Il mondo magico (The magical world), presents the work of three Italian artists—Giorgio Andreotta Calò, Roberto Cuoghi, and Adelita Husni-Bey—whose practices suggest a new faith in the transformative power of the imagination, and an interest in magic. With references to magic, fancy, and fable, these artists see art as a tool for inhabiting the world in all its richness and multiplicity.
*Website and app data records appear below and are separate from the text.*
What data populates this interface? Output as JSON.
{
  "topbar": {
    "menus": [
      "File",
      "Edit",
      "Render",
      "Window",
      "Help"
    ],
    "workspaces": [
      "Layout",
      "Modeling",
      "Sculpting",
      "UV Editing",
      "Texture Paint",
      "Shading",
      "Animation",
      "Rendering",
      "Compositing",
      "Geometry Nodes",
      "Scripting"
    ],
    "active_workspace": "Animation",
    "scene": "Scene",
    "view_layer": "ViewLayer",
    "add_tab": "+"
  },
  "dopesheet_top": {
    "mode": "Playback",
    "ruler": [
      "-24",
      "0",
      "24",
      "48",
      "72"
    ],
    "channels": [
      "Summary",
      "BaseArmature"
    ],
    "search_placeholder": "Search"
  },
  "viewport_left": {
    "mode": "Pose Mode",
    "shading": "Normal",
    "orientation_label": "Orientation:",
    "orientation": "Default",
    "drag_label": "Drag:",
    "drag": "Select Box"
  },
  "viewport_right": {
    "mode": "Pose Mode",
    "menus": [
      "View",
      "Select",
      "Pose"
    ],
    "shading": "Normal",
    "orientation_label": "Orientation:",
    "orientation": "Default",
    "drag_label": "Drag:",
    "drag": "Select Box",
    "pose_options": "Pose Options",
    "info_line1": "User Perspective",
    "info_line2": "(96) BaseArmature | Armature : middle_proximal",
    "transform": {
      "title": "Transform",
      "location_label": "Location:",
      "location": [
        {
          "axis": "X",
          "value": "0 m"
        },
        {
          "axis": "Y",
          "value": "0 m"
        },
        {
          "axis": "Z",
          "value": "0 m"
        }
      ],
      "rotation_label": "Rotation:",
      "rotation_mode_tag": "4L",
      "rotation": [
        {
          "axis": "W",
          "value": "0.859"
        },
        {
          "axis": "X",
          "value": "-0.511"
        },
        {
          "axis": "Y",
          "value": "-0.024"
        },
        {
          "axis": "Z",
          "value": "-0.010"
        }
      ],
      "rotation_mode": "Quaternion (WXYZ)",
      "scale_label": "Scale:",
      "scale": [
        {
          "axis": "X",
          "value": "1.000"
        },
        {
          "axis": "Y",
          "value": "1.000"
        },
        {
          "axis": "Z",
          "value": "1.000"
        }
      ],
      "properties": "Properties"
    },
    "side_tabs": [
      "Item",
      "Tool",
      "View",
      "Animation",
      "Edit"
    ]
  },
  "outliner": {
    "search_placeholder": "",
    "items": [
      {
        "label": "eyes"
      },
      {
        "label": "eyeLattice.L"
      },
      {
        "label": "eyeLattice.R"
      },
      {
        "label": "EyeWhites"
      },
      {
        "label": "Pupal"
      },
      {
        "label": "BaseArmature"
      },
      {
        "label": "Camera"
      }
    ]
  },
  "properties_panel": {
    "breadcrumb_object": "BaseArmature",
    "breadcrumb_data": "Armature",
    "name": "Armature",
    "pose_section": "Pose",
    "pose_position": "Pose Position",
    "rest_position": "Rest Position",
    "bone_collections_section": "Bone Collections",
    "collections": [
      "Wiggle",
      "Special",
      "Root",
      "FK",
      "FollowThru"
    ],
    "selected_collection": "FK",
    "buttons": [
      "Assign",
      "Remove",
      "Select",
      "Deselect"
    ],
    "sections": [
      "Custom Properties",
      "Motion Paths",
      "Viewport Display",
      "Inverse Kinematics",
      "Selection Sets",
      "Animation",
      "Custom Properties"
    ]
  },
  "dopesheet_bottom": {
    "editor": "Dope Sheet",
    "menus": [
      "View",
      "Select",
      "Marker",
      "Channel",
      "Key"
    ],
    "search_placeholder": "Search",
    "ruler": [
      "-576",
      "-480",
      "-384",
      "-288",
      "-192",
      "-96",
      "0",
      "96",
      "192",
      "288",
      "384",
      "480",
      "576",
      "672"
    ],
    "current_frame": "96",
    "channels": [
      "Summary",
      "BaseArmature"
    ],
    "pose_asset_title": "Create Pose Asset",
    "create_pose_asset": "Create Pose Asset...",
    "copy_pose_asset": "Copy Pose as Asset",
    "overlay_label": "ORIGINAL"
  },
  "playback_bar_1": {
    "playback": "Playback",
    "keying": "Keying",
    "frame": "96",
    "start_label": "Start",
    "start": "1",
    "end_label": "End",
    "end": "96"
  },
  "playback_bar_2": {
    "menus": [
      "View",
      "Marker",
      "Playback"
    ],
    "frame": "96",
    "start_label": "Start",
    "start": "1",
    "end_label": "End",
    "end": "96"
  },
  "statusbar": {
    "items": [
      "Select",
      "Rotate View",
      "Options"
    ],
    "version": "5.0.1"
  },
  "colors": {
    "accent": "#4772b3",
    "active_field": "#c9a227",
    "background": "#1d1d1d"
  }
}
The title of the exhibition is borrowed from Ernesto de Martino’s book Il mondo magico. De Martino (1908-65), developed seminal theories about the anthropological function of magic, which he studied for decades, describing its rituals as devices through which individuals try to regain control in times of uncertainty and reassert their presence in the world. Il mondo magico, written during the Second World War and published in 1948, ushered in a series of reflections on a body of beliefs, rituals, and myths that would continue to hold the Neapolitan anthropologist’s attention in the decades that followed, from his “Southern” trilogy (Sud e Magia, Morte e pianto rituale, and La terra del rimorso) up to his last writings, posthumously collected in La fine del mondo.

Within the landscape of contemporary Italian art, Andreotta Calò, Cuoghi, and Husni-Bey construct parallel universes that teem with references to magic, fancy, and fable, creating complex personal cosmologies. They see themselves not just as producers of artworks, but as active interpreters and creators of the world, which they reinvent through magic and the imagination. For the invited artists, magic is not an escape into the depths of irrationality but rather a new way of experiencing reality. What these artists have in common is not a specific consistency of style so much as a desire to find alternative ways of discovering and describing the world, stepping away from a more sterile documentary approach and moving instead into the realm of the fanciful and imaginary. “Il mondo magico” therefore sees the artist not just as a fabricator of works and objects but above all as a guide to interpreting the world—an architect of personal cosmologies.

Like the rituals described by de Martino, the works of Andreotta Calò, Cuoghi, and Husni-Bey stage situations of crisis that are resolved through processes of aesthetic and ecstatic transfiguration. If one looks closely, these works offer up the image of a country—both real and fanciful—where ancient traditions coexist with new global languages and vernaculars, and where reality and imagination melt together into a new magical world.


Roberto Cuoghi ->
Giorgio Andreotta-Calò ->
Adelita Husny-Bey ->